PATUXENT RIVER NAS, Md., 13 Feb. 2013. The U.S. Navy P-8A Poseidon, a military maritime patrol version of the Boeing 737 single-aisle passenger jet, will receive anti-submarine warfare (ASW) system upgrades and support services under terms of a $7.2 million contract modification announced Monday.
The Naval Air Warfare Center Aircraft Division at Patuxent River Naval Air Station, Md., awarded the contract modification to ERAPSCO Inc. in Columbia City, Ind., for engineering and manufacturing development services in support of the P-8A's High Altitude Anti-Submarine Warfare (HAASW) system. The action involves an indefinite-delivery/indefinite-quantity contract.
ERAPSCO and its sister company Sonobuoy TechSystems in Columbia City, Ind., are joint ventures between Sparton Corp. in De Leon Springs, Fla., and Ultra Electronics UnderSea Sensor Systems Inc. (USSI) in Columbia City, Ind. The companies design and build Navy sonobuoys and transducers.
Navy officials plan to use the P-8A in tandem with the Northrop Grumman RQ-4N Broad Area Maritime Surveillance (BAMS) unmanned aerial vehicle (UAV) -- a maritime-patrol version of the Global Hawk long-range surveillance UAV.
Navy ASW experts will use BAMS to detect potentially hostile submarines and surface ships, and upon detection, to call in the P-8A to take a closer look or to attack hostile vessels with torpedoes and missiles. The P-8A tracks submerged submarines by laying down arrays of sonar-carrying sonobuoys on the ocean's surface.
The HAASW integrates modified sonobuoy sensors to enhance the P-8A's ability to track submarines and other maritime vessels from higher than traditional fixed-wing airborne ASW altitudes.
Relatively high altitudes for the P-8A are to enhance communications range with large-area buoy fields, as well as to enhance coverage from other onboard non-acoustic sensors.
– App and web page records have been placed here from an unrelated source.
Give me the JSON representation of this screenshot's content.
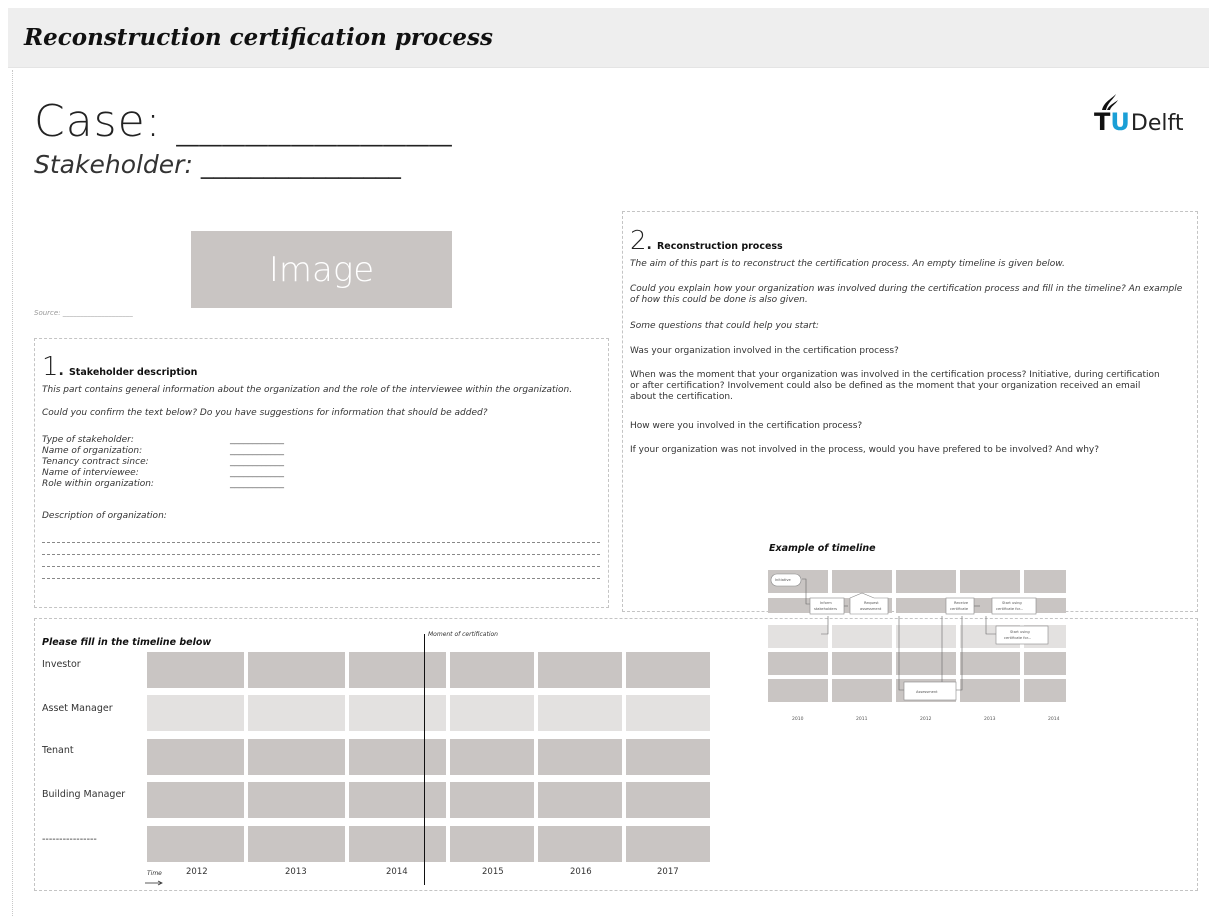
{
  "header": {
    "title": "Reconstruction certification process"
  },
  "case": {
    "label": "Case:",
    "blank": "____________"
  },
  "stakeholder": {
    "label": "Stakeholder:",
    "blank": "________________"
  },
  "logo": {
    "tu_t": "T",
    "tu_u": "U",
    "delft": "Delft",
    "brand_color": "#1a9fd6"
  },
  "image_placeholder": {
    "label": "Image",
    "source": "Source: ____________________"
  },
  "section1": {
    "number": "1",
    "dot": ".",
    "title": "Stakeholder description",
    "intro": "This part contains general information about the organization and the role of the interviewee within the organization.",
    "question": "Could you confirm the text below? Do you have suggestions for information that should be added?",
    "fields": [
      {
        "label": "Type of stakeholder:",
        "value": "____________"
      },
      {
        "label": "Name of organization:",
        "value": "____________"
      },
      {
        "label": "Tenancy contract since:",
        "value": "____________"
      },
      {
        "label": "Name of interviewee:",
        "value": "____________"
      },
      {
        "label": "Role within organization:",
        "value": "____________"
      }
    ],
    "description_label": "Description of organization:"
  },
  "section2": {
    "number": "2",
    "dot": ".",
    "title": "Reconstruction process",
    "intro": "The aim of this part is to reconstruct the certification process. An empty timeline is given below.",
    "ask_line1": "Could you explain how your organization was involved during the certification process and fill in the timeline? An example",
    "ask_line2": "of how this could be done is also given.",
    "help": "Some questions that could help you start:",
    "q1": "Was your organization involved in the certification process?",
    "q2_line1": "When was the moment that your organization was involved in the certification process? Initiative, during certification",
    "q2_line2": "or after certification? Involvement could also be defined as the moment that your organization received an email",
    "q2_line3": "about the certification.",
    "q3": "How were you involved in the certification process?",
    "q4": "If your organization was not involved in the process, would you have prefered to be involved? And why?"
  },
  "timeline": {
    "title": "Please fill in the timeline below",
    "moment_label": "Moment of certification",
    "time_label": "Time",
    "rows": [
      "Investor",
      "Asset Manager",
      "Tenant",
      "Building Manager",
      "----------------"
    ],
    "years": [
      "2012",
      "2013",
      "2014",
      "2015",
      "2016",
      "2017"
    ]
  },
  "example": {
    "title": "Example of timeline",
    "boxes": {
      "initiative": "Initiative",
      "inform_1": "Inform",
      "inform_2": "stakeholders",
      "request_1": "Request",
      "request_2": "assessment",
      "receive_1": "Receive",
      "receive_2": "certificate",
      "start1_1": "Start using",
      "start1_2": "certificate for...",
      "start2_1": "Start using",
      "start2_2": "certificate for...",
      "assessment": "Assessment"
    },
    "years": [
      "2010",
      "2011",
      "2012",
      "2013",
      "2014"
    ]
  }
}
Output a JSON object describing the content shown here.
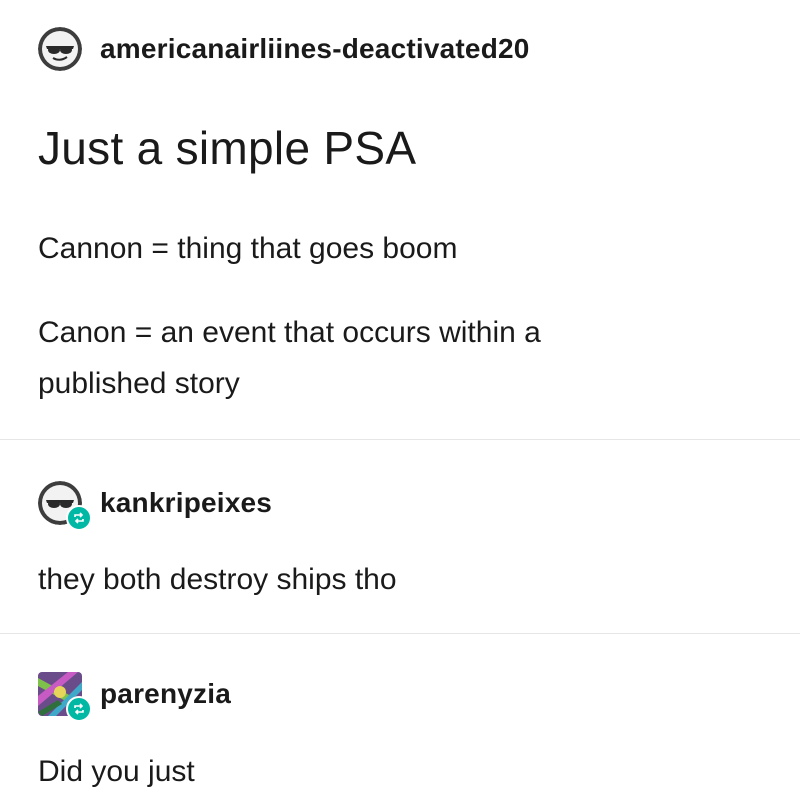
{
  "posts": [
    {
      "username": "americanairliines-deactivated20",
      "title": "Just a simple PSA",
      "lines": [
        "Cannon = thing that goes boom",
        "Canon = an event that occurs within a",
        "published story"
      ]
    },
    {
      "username": "kankripeixes",
      "lines": [
        "they both destroy ships tho"
      ],
      "reblog_icon": "reblog-icon"
    },
    {
      "username": "parenyzia",
      "lines": [
        "Did you just"
      ],
      "reblog_icon": "reblog-icon"
    }
  ],
  "colors": {
    "reblog_badge": "#00b8a4",
    "divider": "#e6e6e6",
    "text": "#1a1a1a"
  }
}
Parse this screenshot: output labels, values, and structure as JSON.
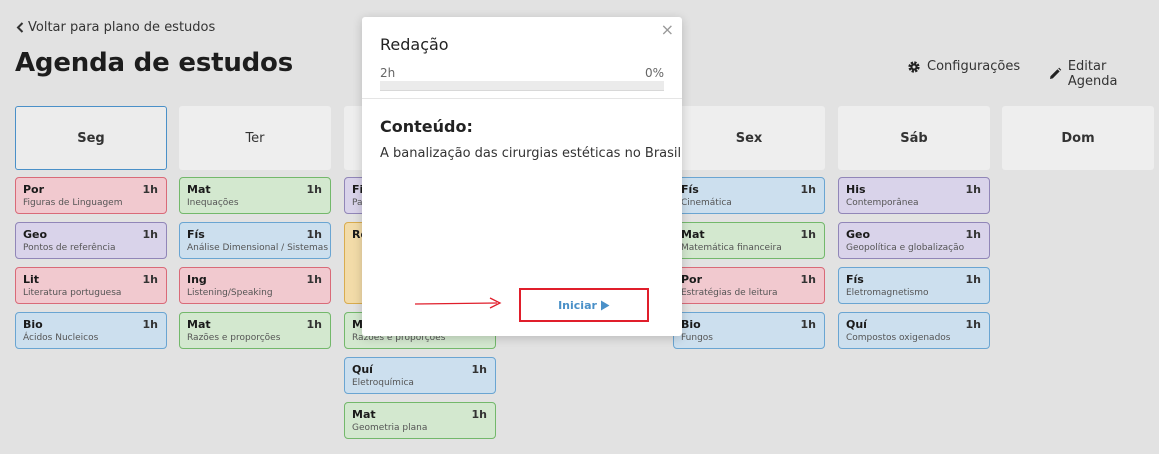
{
  "header": {
    "back_label": "Voltar para plano de estudos",
    "title": "Agenda de estudos",
    "config_label": "Configurações",
    "edit_label": "Editar Agenda"
  },
  "days": [
    {
      "label": "Seg",
      "cards": [
        {
          "subject": "Por",
          "duration": "1h",
          "topic": "Figuras de Linguagem",
          "color": "red"
        },
        {
          "subject": "Geo",
          "duration": "1h",
          "topic": "Pontos de referência",
          "color": "purple"
        },
        {
          "subject": "Lit",
          "duration": "1h",
          "topic": "Literatura portuguesa",
          "color": "red"
        },
        {
          "subject": "Bio",
          "duration": "1h",
          "topic": "Ácidos Nucleicos",
          "color": "blue"
        }
      ]
    },
    {
      "label": "Ter",
      "cards": [
        {
          "subject": "Mat",
          "duration": "1h",
          "topic": "Inequações",
          "color": "green"
        },
        {
          "subject": "Fís",
          "duration": "1h",
          "topic": "Análise Dimensional / Sistemas",
          "color": "blue"
        },
        {
          "subject": "Ing",
          "duration": "1h",
          "topic": "Listening/Speaking",
          "color": "red"
        },
        {
          "subject": "Mat",
          "duration": "1h",
          "topic": "Razões e proporções",
          "color": "green"
        }
      ]
    },
    {
      "label": "",
      "cards": [
        {
          "subject": "Fil",
          "duration": "",
          "topic": "Pa",
          "color": "purple"
        },
        {
          "subject": "Re",
          "duration": "",
          "topic": "",
          "color": "orange"
        },
        {
          "subject": "Ma",
          "duration": "",
          "topic": "Razões e proporções",
          "color": "green"
        },
        {
          "subject": "Quí",
          "duration": "1h",
          "topic": "Eletroquímica",
          "color": "blue"
        },
        {
          "subject": "Mat",
          "duration": "1h",
          "topic": "Geometria plana",
          "color": "green"
        }
      ]
    },
    {
      "label": "Sex",
      "cards": [
        {
          "subject": "Fís",
          "duration": "1h",
          "topic": "Cinemática",
          "color": "blue"
        },
        {
          "subject": "Mat",
          "duration": "1h",
          "topic": "Matemática financeira",
          "color": "green"
        },
        {
          "subject": "Por",
          "duration": "1h",
          "topic": "Estratégias de leitura",
          "color": "red"
        },
        {
          "subject": "Bio",
          "duration": "1h",
          "topic": "Fungos",
          "color": "blue"
        }
      ]
    },
    {
      "label": "Sáb",
      "cards": [
        {
          "subject": "His",
          "duration": "1h",
          "topic": "Contemporânea",
          "color": "purple"
        },
        {
          "subject": "Geo",
          "duration": "1h",
          "topic": "Geopolítica e globalização",
          "color": "purple"
        },
        {
          "subject": "Fís",
          "duration": "1h",
          "topic": "Eletromagnetismo",
          "color": "blue"
        },
        {
          "subject": "Quí",
          "duration": "1h",
          "topic": "Compostos oxigenados",
          "color": "blue"
        }
      ]
    },
    {
      "label": "Dom",
      "cards": []
    }
  ],
  "modal": {
    "close_symbol": "×",
    "title": "Redação",
    "duration": "2h",
    "progress_label": "0%",
    "progress_fraction": 0,
    "content_heading": "Conteúdo:",
    "content_text": "A banalização das cirurgias estéticas no Brasil",
    "start_label": "Iniciar"
  },
  "colors": {
    "accent": "#4a90c8",
    "highlight": "#e01e2b"
  }
}
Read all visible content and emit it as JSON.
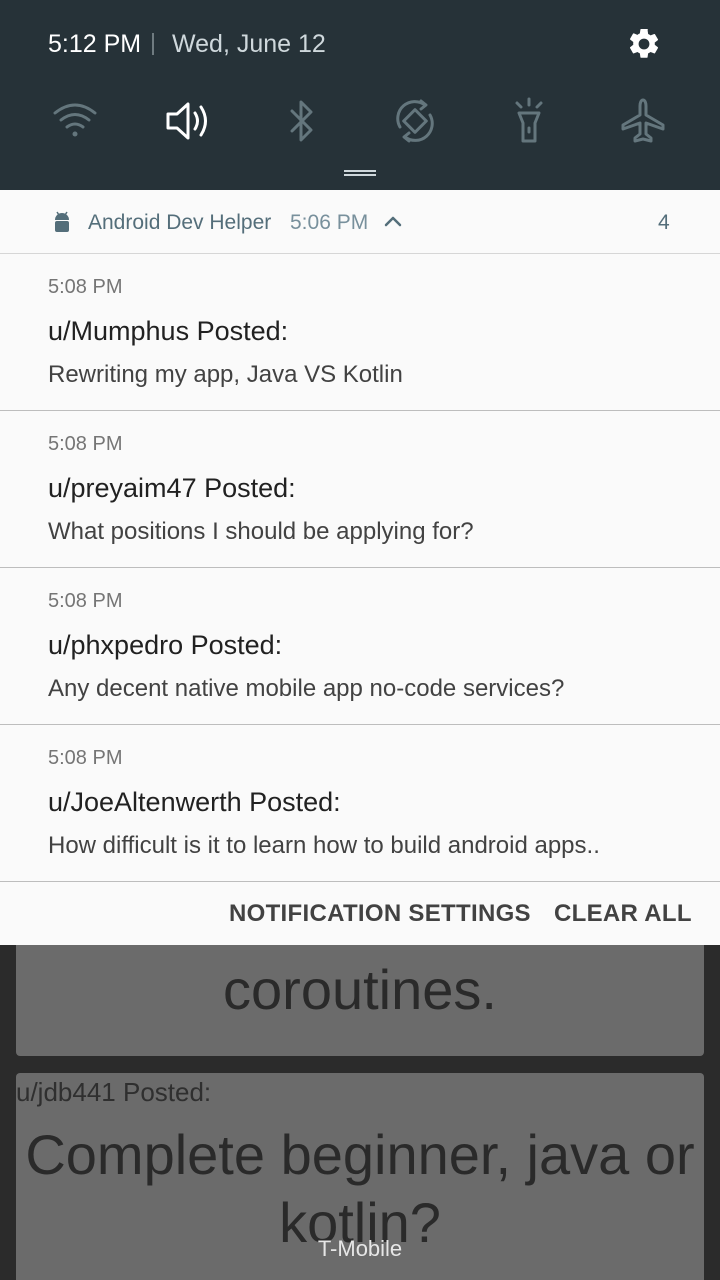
{
  "status_bar": {
    "time": "5:12 PM",
    "date": "Wed, June 12",
    "settings_icon": "gear-icon",
    "quick_settings": [
      {
        "name": "wifi",
        "icon": "wifi-icon",
        "active": false
      },
      {
        "name": "sound",
        "icon": "volume-icon",
        "active": true
      },
      {
        "name": "bluetooth",
        "icon": "bluetooth-icon",
        "active": false
      },
      {
        "name": "auto-rotate",
        "icon": "rotate-icon",
        "active": false
      },
      {
        "name": "flashlight",
        "icon": "flashlight-icon",
        "active": false
      },
      {
        "name": "airplane-mode",
        "icon": "airplane-icon",
        "active": false
      }
    ]
  },
  "notification_group": {
    "app_name": "Android Dev Helper",
    "time": "5:06 PM",
    "count": "4",
    "notifications": [
      {
        "time": "5:08 PM",
        "title": "u/Mumphus Posted:",
        "body": "Rewriting my app, Java VS Kotlin"
      },
      {
        "time": "5:08 PM",
        "title": "u/preyaim47 Posted:",
        "body": "What positions I should be applying for?"
      },
      {
        "time": "5:08 PM",
        "title": "u/phxpedro Posted:",
        "body": "Any decent native mobile app no-code services?"
      },
      {
        "time": "5:08 PM",
        "title": "u/JoeAltenwerth Posted:",
        "body": "How difficult is it to learn how to build android apps.."
      }
    ]
  },
  "actions": {
    "settings_label": "NOTIFICATION SETTINGS",
    "clear_label": "CLEAR ALL"
  },
  "background_app": {
    "card1_title": "coroutines.",
    "card2_user": "u/jdb441 Posted:",
    "card2_title": "Complete beginner, java or kotlin?"
  },
  "carrier": "T-Mobile",
  "colors": {
    "shade_background": "#263238",
    "panel_background": "#fafafa",
    "app_name_color": "#546e7a"
  }
}
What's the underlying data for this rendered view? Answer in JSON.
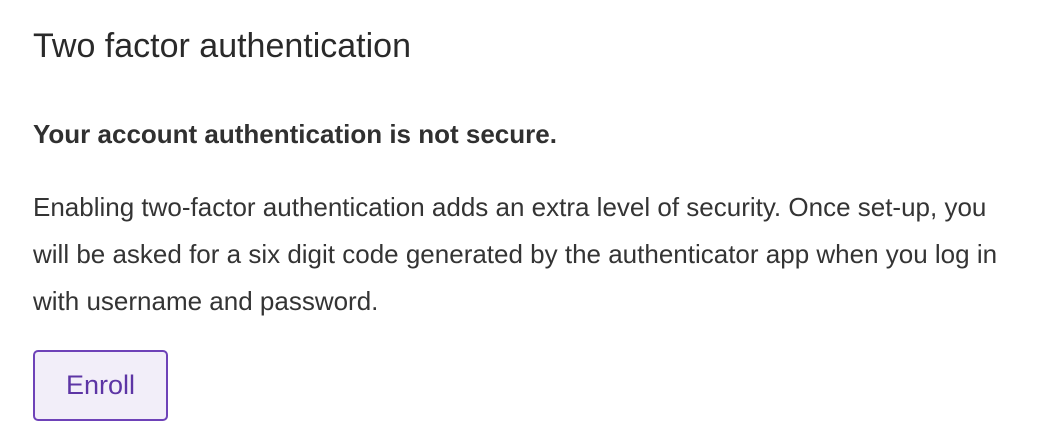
{
  "section": {
    "title": "Two factor authentication",
    "warning": "Your account authentication is not secure.",
    "description": "Enabling two-factor authentication adds an extra level of security. Once set-up, you will be asked for a six digit code generated by the authenticator app when you log in with username and password.",
    "enroll_label": "Enroll"
  },
  "colors": {
    "accent": "#6e42b8",
    "button_background": "#f2eef9",
    "text": "#2b2b2b"
  }
}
The HAASW capability for P-8A is to be part of the aircraft's Increment 2 upgrade to the baseline (Increment 1) aircraft.
The HAASW system can receive, process, and store in-buoy GPS data received from AN/SSQ-53, AN/SSQ-62, and AN/SSQ -101B sonobuoys; will integrate the GPS drop vector algorithm to enhance buoy splash point prediction and accuracy in real time; and will receive, command, and process the AN/SSQ-101B sonobuoy with a digital uplink and downlink.
The SSQ-53 is a passive directional low frequency analyze and record sonobuoy; the SSQ-62 is a directional command active sonobuoy; and the SSQ-101 is an air deployed active receiver. All are built by Sonobuoy TechSystems.
For the ERAPSCO contract modification announced Monday, the company will do the work in DeLeon Springs, Fla. and Columbia City, Ind., and should be finished in May 2014.
Last December Naval Air Warfare Center Aircraft Division officials announced their intention to procure a HAASW systems upgrade and engineering support for the Software Defined Sonobuoy Receiver (SDSR) and Many channel Programmable Acoustic Processor Stimulator (PAPS) Radio Subsystem (McPRS) on a sole source basis with Ultra Electronics Flightline Systems Inc. in Victor, N.Y.
The SDSR is packed in a 6U VME chassis, and has 32 acoustic channels supported by the basic configuration of the SDSR, which consists of three standard 6U VME boards. The SDSR is controlled by Gigabit Ethernet, and requires an external preamplifier to filter and amplify received sonobuoy acoustic information.
The SDSR works with all digital and analogue sonobuoys, and offers software support for several bandwidths and formats. Options include 64 acoustic channel capability, analogue outputs, and Sonobuoy Positioning System (SPS) capability.
For more information contact ERAPSCO online at http://erapsco.com, Sonobuoy TechSystems at www.sonobuoytechsystems.com, Sparton Corp. at http://sparton.com, Ultra Electronics USSI at www.ultra-ussi.com, Ultra Electronics Flightline Systems at www.ultra-fei.com, or the Naval Air Warfare Center Aircraft Division at www.navair.navy.mil/nawcad.